  90. Trees of the Garden--You who have passed through death and the deaths of others, is death an emptiness, an unknowable mystery of ill? No, ask the earth instead, the felled trees or transient sapling, under what powers the stars will travel still when they are shrivelled.
  91. "Retro Me, Sathana!"--Do not tempt me, Satan, since the temporal order and universe will be totally destroyed. You can destroy and win praise on earth; leave me to walk the narrow paths of virtue. On your broader path you will await the coming of wrath until time ends.
  92. Lost on Both Sides--As the death of a mutually loved woman may unite two antagonists, so the warring ambitions which have destroyed a soul's happiness now share peaceably its vacant recesses.
  93. The Sun's Shame: I--When I see the mockery and confusion of all good things, the frustration of longing, the rewards of evil, then I notice also that the morning and evening are ashamed of the intervening day.
  94. The Sun's Shame: II--As an old chieftain might view the young and vow to use fully the added years if he could only regain youthfulness, but is aware that death and nothingness will come instead, so the spirit of the world views the natural world's green rebirth with a lament, saying, I feel shame for my old desires while you, despite your spiritual bleakness, are returning happy into spring.
  95. Michelangelo's Kiss--Old Michelangelo confided to one other that his deepest grief was his failure to kisss Colonna's face as she died. O great artist! Often the soul which struggles earns little, for its claim was so humble. Yet do not complain; what may not death hold for the lowly soul? And do you expect that it will hold better for yourself?
  96. The Vase of Life--Life has not experienced a slow human progression of successive fates, but already understands all that is and will be--effort, gaitety, sorrow, pale death, as though he had turned a vase around to reveal its various pictures. He has filled the vase with blood, tears, and emblems of promise and love, and would have destroyed it ruthlessly had not fate decreed it for his burial urn.
  97. Life the Beloved--As you remember a dead friend in his prime, so life presents hopeful images even though in fact your life's hope is buried under winter frost.
  98. A Superscription--Look at me, I am what might have been, what life once promised. What once was the shape of life and love is now only a shadow threatening final misery. I am quiet now, but should you experience the brief advent of peace, I will smile and draw your attention to my cold, unceasing destruction of your emotions.

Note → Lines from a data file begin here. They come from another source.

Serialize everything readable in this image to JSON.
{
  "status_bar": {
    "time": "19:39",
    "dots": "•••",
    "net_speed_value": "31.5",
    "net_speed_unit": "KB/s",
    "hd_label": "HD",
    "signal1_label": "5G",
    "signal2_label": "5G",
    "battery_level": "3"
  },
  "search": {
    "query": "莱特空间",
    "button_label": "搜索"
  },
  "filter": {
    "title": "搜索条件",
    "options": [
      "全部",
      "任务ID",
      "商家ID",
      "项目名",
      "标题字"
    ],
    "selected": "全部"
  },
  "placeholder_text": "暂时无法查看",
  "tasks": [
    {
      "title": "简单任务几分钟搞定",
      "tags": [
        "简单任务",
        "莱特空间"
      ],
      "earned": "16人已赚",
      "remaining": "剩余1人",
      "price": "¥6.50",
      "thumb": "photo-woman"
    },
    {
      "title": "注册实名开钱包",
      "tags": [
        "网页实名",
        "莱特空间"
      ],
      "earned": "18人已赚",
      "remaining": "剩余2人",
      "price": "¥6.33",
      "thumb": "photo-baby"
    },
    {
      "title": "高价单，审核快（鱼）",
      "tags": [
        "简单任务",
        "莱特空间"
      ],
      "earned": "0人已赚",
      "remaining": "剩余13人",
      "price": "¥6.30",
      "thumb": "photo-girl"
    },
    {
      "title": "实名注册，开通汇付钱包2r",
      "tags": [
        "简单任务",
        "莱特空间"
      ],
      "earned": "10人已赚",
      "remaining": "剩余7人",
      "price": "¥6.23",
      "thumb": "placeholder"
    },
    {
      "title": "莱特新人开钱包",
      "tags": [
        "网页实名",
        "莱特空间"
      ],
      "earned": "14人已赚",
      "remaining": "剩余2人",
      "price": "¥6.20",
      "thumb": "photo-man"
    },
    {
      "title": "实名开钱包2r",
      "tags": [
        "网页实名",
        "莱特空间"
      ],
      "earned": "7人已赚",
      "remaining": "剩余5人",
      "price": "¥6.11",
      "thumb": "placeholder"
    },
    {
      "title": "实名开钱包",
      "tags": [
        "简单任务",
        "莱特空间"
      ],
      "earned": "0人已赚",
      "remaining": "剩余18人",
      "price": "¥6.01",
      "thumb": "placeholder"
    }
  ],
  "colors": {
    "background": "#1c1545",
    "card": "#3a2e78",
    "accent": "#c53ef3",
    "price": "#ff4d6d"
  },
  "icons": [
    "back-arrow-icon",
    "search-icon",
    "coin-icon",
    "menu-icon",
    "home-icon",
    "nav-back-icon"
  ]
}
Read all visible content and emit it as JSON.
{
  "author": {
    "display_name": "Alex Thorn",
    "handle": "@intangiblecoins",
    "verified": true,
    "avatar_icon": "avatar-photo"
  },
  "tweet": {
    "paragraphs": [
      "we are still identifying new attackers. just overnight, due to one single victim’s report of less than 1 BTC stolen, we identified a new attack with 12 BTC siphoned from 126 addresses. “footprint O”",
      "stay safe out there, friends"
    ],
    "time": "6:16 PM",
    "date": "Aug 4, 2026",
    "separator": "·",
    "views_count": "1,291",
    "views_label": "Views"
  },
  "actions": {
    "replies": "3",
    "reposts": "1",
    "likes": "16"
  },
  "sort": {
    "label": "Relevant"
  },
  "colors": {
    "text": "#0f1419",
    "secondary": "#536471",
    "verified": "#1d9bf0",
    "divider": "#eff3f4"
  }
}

  99. He and I--How can this alien presence live within me; what is his source; why does he interpret everything mournfully? How can I perceive him and intuitively understand his silent, negative judgement? How can the things which have comforted me appear to him lifeless? Or am I confusing myself and him? This new self laments everything in my life, weeping in my place, or rather, it is I who weep.
  100. Newborn Death: I--Today death seems a child to me, not frightening, so that I might lose my resentments in its mild eyes. Will you still be a child as you accompany me into death, or a grown daughter to stand beside the waters of death with me, so that I may drink oblvion from your hand?
  101. Newborn Death: II--Life, you were a joyful woman with whom I wandered and whom I loved, oblivious of death. Do you now only bring me death as a child? Our child was once love, song, and art; did these die that you might instead bear me death?
  102. The One Hope--When even regret has died and all is empty, what can soothe the still-continuing grief? Will peace be unattainable, or will my soul pass to a new and green land where it may pluck the flower of comfort? When the soul seeks grace in that golden air, let it find one name only, that of hope.